Many small business owners who are just starting out face the daunting challenges of finding a way to compete in the marketplace and grow their business. Many sole proprietors and even small partnerships find it challenging enough to merely focus on paying the bills and increasing their customer base, let alone worry about other elements of their business such as insurance requirements.
The fact is that many start-up businesses neglect insurance until it is too late because they see it as an expense they do not need to incur when just starting out. The problem is that the smaller the business is, the more likely they can have their personal assets held liable if a suit is brought against the business.
Large corporations and companies carry multiple forms of insurance such as:
Large businesses carry multiple policies because they can afford to do so and because today's society has become litigiously oriented to holding companies and individuals financially responsible for their actions or misdeeds.
The basic fact is that any business that sells a product or service can be sued by a consumer if that product or service is defective. Even the smallest company, partnership, or sole proprietor just starting out in their garage is susceptible to litigation should something go wrong. In fact, these smaller organizations have greater personal exposure than large enterprises.
Because of this, it is important for businesses of all levels, regardless of size, to seriously consider a minimum of business liability insurance. Liability insurance is a good start to protecting personal assets should something occur on the business premises or with a product or service.
There are policies available for newer businesses that provide a combination of insurance types to cover a broad variety of possible occurrences including:

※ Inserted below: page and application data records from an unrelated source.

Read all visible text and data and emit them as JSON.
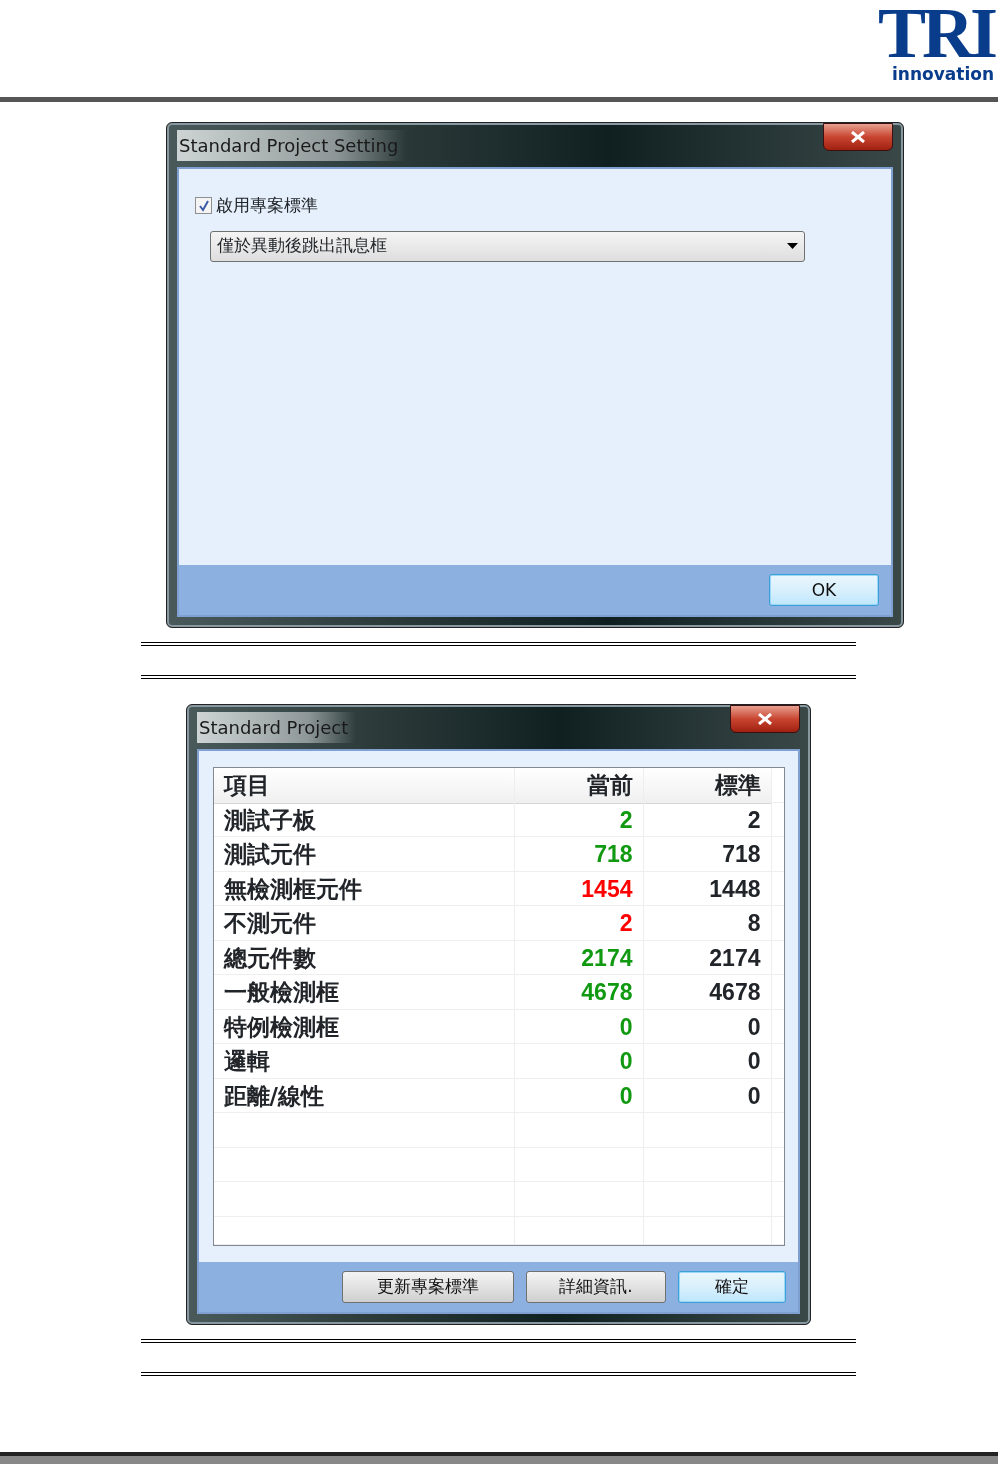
{
  "logo": {
    "letters": "TRI",
    "tagline": "innovation"
  },
  "settings_dialog": {
    "title": "Standard Project Setting",
    "checkbox": {
      "label": "啟用專案標準",
      "checked": true
    },
    "dropdown": {
      "value": "僅於異動後跳出訊息框"
    },
    "buttons": [
      {
        "label": "OK",
        "default": true
      }
    ]
  },
  "project_dialog": {
    "title": "Standard Project",
    "table": {
      "columns": [
        "項目",
        "當前",
        "標準"
      ],
      "rows": [
        {
          "item": "測試子板",
          "current": "2",
          "color": "#119911",
          "standard": "2"
        },
        {
          "item": "測試元件",
          "current": "718",
          "color": "#119911",
          "standard": "718"
        },
        {
          "item": "無檢測框元件",
          "current": "1454",
          "color": "#ff0000",
          "standard": "1448"
        },
        {
          "item": "不測元件",
          "current": "2",
          "color": "#ff0000",
          "standard": "8"
        },
        {
          "item": "總元件數",
          "current": "2174",
          "color": "#119911",
          "standard": "2174"
        },
        {
          "item": "一般檢測框",
          "current": "4678",
          "color": "#119911",
          "standard": "4678"
        },
        {
          "item": "特例檢測框",
          "current": "0",
          "color": "#119911",
          "standard": "0"
        },
        {
          "item": "邏輯",
          "current": "0",
          "color": "#119911",
          "standard": "0"
        },
        {
          "item": "距離/線性",
          "current": "0",
          "color": "#119911",
          "standard": "0"
        }
      ]
    },
    "buttons": [
      {
        "label": "更新專案標準",
        "default": false
      },
      {
        "label": "詳細資訊.",
        "default": false
      },
      {
        "label": "確定",
        "default": true
      }
    ]
  }
}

These business owner's policies are specifically designed for start-ups and smaller organizations and help limit the exposure of the business to litigation. These policies also minimize a small business owner's personal liability, which is the most important consideration.
These policies are usually offered by insurance brokers who specialize in offering coverage to the type of business they cover. The policies are generally reasonably priced and offer a decent level of protection for the business. As the business expands, policies that are more detailed can be purchased that offer greater protection. Obviously, start-up companies that have no employees do not require workers' compensation insurance or life and disability plans. These can be added later when the company expands. Regardless of the size or type of business, owners should consider business insurance of some sort as an important component of their business start-up expense.